_WHAT YOU SHOULD DO_: Count the lines below that contain the word "إدارة", and give only that number.

(Saved entries)
= Beginning of Section =
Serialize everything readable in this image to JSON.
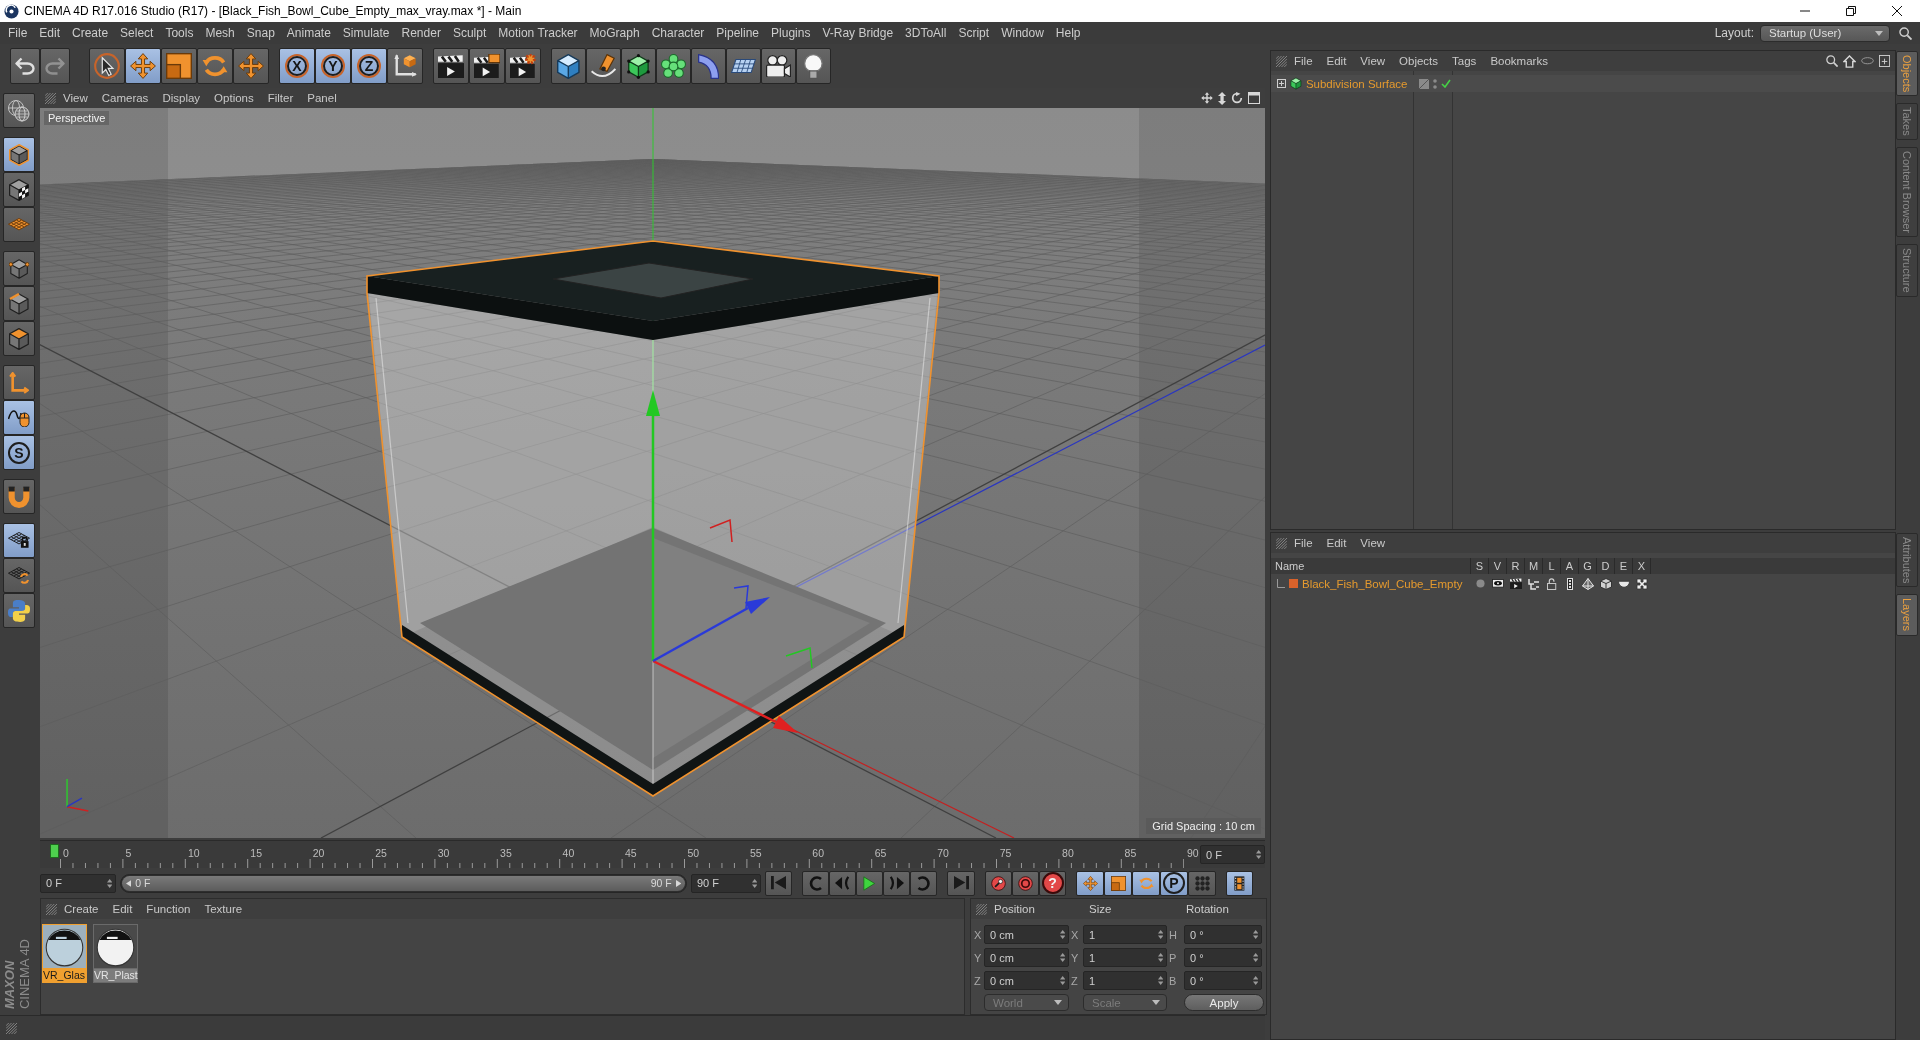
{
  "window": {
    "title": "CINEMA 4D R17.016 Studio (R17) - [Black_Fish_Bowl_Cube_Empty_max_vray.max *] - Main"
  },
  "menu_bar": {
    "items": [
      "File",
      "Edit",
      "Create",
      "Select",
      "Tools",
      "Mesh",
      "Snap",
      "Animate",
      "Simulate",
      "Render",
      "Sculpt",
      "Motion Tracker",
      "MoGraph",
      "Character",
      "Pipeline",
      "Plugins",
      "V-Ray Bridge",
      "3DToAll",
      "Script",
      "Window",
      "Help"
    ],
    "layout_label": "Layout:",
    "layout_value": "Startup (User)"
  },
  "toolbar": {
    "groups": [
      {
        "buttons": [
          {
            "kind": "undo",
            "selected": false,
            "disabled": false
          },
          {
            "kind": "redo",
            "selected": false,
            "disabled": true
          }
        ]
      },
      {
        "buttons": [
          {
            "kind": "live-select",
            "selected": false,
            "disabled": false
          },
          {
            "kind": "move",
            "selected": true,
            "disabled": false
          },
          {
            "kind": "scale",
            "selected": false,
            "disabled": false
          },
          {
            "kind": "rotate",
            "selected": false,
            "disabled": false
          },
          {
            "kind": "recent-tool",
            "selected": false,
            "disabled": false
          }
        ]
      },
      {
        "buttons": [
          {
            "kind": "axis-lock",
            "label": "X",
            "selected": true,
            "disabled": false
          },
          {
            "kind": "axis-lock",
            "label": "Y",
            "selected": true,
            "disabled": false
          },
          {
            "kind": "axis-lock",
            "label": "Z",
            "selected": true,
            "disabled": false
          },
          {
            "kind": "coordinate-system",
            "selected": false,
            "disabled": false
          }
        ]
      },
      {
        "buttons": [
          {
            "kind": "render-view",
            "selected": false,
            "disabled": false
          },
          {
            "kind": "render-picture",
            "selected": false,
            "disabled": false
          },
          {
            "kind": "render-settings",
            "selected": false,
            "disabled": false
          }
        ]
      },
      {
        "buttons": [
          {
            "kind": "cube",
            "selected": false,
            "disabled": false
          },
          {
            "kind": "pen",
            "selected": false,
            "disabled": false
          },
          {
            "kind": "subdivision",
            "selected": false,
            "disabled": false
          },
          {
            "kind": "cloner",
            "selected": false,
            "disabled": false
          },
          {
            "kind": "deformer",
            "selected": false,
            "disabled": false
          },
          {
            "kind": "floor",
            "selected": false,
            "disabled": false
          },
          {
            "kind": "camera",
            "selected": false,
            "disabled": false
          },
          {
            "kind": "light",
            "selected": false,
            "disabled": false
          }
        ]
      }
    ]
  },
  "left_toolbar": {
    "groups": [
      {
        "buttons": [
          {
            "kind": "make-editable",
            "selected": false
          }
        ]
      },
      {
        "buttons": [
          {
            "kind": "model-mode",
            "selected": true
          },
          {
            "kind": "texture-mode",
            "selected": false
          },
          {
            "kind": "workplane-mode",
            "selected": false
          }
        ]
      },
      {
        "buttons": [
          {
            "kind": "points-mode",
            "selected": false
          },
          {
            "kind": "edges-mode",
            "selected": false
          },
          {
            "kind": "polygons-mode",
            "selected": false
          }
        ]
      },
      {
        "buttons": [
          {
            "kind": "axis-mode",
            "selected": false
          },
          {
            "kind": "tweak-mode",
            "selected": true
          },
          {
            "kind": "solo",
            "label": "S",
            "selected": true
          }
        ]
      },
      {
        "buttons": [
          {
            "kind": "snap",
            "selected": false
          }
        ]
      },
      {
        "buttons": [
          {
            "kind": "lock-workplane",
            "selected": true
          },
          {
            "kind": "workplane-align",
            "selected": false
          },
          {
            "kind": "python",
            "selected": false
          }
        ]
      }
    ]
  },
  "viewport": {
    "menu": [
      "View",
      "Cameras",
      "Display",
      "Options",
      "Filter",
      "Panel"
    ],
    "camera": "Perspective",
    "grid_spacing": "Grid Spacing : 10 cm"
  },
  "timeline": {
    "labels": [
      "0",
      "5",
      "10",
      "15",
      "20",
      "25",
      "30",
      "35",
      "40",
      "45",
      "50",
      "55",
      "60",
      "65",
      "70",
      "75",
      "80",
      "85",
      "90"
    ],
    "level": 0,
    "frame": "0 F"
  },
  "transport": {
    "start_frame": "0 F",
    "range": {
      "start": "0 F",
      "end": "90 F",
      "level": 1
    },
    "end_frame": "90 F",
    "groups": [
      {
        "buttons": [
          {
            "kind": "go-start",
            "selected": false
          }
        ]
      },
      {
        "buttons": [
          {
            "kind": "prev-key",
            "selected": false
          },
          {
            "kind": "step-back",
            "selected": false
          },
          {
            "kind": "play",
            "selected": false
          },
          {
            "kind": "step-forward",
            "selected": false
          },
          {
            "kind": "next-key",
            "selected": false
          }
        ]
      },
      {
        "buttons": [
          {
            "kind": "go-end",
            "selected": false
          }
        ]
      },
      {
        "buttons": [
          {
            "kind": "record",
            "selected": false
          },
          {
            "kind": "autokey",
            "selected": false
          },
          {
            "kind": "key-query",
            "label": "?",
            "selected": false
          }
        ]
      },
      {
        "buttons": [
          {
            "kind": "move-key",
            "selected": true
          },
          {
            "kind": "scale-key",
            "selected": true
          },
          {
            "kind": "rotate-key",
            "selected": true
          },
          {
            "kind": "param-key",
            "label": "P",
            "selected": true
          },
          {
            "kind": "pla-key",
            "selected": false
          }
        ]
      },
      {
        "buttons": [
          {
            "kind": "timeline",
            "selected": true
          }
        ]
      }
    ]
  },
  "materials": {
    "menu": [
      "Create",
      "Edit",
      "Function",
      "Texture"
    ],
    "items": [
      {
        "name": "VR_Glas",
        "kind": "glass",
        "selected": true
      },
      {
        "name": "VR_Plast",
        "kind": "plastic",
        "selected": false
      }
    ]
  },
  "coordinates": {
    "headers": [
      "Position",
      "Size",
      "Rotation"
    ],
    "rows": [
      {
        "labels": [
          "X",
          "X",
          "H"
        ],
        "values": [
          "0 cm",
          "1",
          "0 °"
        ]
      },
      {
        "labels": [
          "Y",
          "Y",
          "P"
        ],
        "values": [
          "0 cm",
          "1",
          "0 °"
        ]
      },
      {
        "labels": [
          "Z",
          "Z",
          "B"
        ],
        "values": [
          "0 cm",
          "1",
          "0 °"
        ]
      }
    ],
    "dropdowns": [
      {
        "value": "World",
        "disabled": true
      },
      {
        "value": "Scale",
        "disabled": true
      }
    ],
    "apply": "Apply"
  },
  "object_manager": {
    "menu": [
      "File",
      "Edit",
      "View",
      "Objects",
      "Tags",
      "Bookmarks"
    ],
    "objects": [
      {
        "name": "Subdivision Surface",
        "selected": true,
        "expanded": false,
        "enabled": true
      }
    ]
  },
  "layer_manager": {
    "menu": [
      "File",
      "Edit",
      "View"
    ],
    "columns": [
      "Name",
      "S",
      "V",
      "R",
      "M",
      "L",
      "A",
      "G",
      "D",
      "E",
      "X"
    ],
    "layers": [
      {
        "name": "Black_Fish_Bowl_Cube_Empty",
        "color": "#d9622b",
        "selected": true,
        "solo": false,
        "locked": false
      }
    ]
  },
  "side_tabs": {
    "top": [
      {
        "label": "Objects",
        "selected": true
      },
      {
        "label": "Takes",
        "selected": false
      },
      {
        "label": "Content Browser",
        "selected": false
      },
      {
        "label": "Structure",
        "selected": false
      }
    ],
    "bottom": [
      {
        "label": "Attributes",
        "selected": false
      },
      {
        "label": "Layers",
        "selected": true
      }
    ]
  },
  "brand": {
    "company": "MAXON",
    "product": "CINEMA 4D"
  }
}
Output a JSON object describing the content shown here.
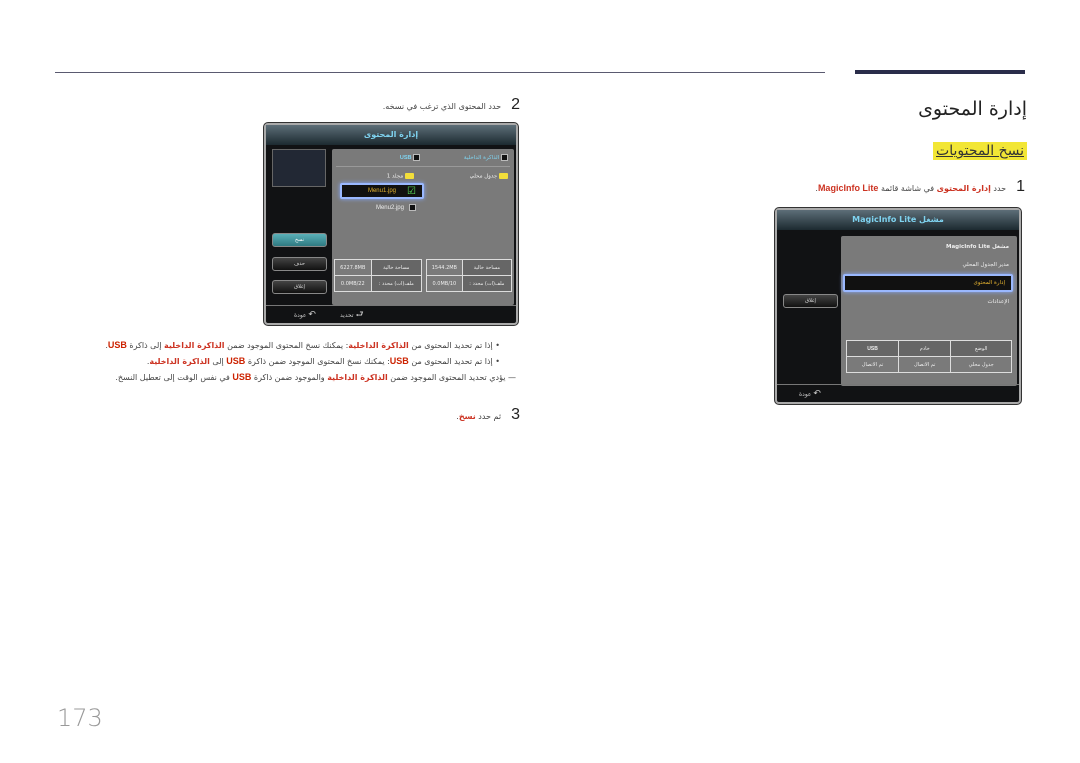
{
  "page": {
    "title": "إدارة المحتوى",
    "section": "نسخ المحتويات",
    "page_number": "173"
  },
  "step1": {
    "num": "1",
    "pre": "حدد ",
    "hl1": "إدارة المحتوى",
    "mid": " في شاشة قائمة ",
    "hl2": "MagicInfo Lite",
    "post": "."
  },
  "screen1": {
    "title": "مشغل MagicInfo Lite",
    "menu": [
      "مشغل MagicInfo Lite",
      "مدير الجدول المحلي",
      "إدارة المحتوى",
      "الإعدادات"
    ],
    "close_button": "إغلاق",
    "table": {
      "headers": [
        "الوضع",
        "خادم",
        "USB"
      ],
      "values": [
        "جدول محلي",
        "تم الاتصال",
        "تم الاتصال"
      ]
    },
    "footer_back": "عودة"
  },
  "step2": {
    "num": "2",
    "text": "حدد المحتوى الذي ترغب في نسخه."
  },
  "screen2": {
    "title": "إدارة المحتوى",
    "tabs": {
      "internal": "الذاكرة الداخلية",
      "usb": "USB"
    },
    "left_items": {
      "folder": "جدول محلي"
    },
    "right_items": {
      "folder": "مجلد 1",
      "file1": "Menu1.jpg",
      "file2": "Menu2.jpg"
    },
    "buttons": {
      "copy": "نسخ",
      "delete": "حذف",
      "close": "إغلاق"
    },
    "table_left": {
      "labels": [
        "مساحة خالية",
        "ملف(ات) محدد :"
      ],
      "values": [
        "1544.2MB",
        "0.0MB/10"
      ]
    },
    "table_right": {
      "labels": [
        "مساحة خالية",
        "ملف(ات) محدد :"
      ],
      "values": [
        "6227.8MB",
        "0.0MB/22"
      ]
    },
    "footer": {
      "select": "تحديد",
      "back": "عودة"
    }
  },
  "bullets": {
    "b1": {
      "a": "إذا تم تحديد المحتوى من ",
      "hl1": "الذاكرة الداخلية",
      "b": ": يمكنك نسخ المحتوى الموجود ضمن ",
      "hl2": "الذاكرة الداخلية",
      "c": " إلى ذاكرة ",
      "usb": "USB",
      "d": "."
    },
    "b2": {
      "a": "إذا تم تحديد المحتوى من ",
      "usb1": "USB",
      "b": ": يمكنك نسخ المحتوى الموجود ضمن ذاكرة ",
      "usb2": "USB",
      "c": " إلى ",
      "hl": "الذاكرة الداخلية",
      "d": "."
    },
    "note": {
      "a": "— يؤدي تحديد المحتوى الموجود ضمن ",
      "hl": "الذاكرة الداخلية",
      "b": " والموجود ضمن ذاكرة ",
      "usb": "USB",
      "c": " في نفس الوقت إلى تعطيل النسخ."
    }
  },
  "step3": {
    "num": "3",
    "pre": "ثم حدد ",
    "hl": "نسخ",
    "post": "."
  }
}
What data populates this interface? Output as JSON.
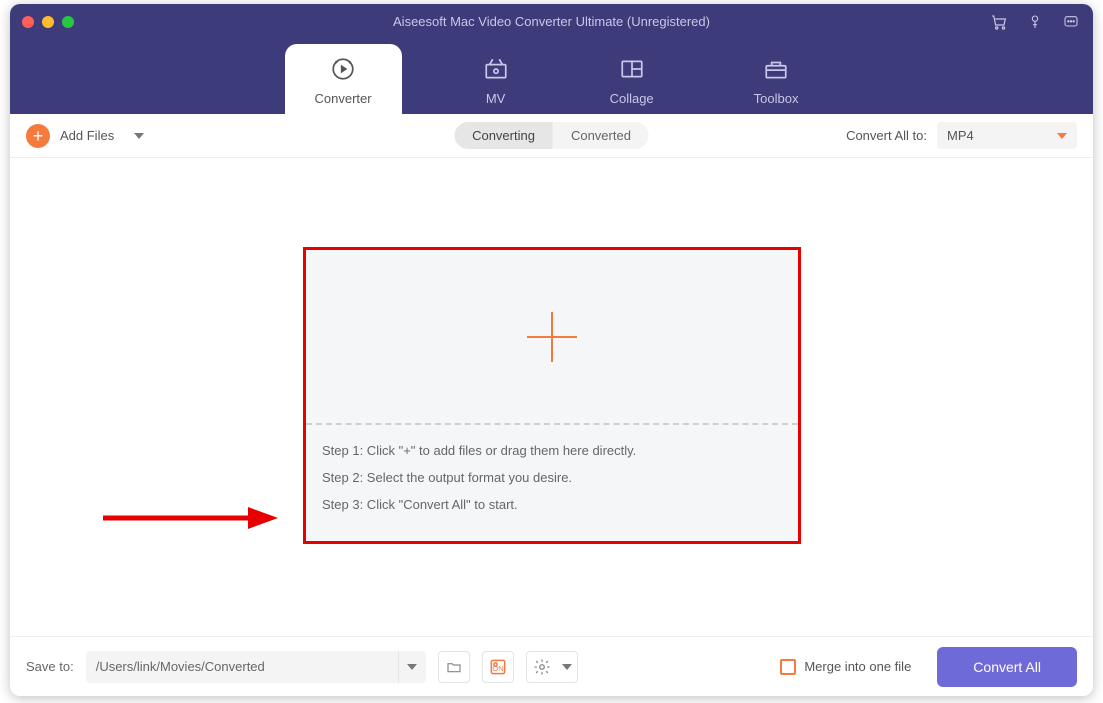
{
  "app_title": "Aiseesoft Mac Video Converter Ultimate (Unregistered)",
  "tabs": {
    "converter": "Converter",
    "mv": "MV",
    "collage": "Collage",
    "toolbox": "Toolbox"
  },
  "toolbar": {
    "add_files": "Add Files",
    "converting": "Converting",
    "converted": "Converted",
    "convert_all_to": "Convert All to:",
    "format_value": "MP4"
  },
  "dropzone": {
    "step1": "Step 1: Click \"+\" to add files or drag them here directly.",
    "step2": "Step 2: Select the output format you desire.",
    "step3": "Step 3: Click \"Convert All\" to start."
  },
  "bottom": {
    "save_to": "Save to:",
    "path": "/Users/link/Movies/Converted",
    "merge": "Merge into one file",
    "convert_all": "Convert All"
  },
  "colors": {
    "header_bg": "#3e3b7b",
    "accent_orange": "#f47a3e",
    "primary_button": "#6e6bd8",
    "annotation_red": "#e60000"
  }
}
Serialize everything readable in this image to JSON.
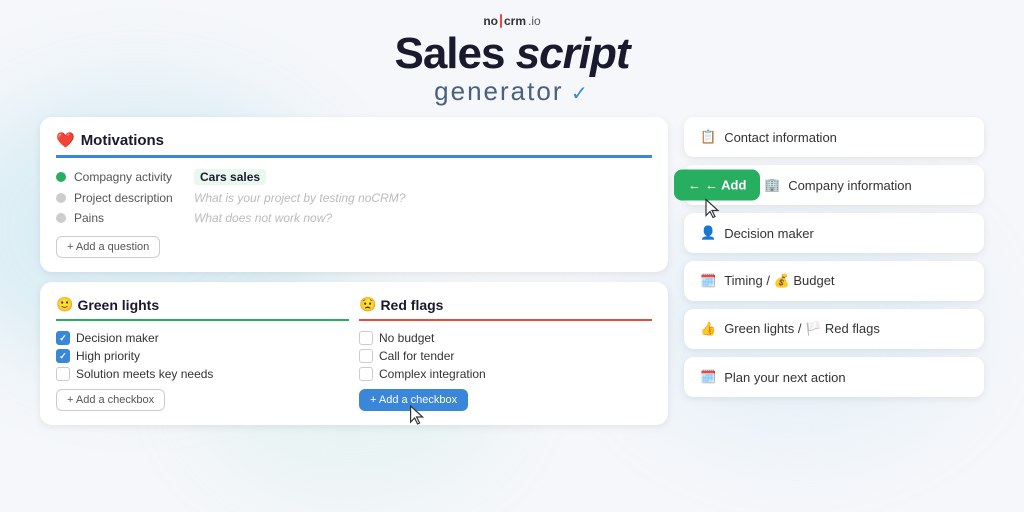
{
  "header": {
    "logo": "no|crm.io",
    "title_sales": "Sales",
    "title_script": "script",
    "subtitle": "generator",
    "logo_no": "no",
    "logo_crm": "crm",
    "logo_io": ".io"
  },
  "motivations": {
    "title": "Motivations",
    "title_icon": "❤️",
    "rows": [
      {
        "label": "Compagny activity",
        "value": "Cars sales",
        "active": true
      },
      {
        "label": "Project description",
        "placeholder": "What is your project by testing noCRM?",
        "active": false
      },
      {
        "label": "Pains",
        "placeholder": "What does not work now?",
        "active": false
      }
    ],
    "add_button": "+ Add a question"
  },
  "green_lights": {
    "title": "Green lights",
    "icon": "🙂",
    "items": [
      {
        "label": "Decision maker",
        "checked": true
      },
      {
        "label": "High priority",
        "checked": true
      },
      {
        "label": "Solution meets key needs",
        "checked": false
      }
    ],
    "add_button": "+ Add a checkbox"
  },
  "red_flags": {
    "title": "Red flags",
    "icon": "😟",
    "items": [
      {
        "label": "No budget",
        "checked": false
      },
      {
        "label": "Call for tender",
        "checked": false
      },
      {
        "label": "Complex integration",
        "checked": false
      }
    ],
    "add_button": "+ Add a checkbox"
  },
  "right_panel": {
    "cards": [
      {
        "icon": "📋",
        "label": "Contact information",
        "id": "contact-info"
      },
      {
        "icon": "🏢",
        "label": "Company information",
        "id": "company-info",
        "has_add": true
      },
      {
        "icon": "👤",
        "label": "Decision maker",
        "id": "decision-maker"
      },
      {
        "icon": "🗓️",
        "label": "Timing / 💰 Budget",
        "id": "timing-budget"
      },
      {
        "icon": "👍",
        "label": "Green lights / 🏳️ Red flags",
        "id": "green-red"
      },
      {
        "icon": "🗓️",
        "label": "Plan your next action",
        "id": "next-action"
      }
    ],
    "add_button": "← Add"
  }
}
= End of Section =
_EXPECTED ANSWER_: 4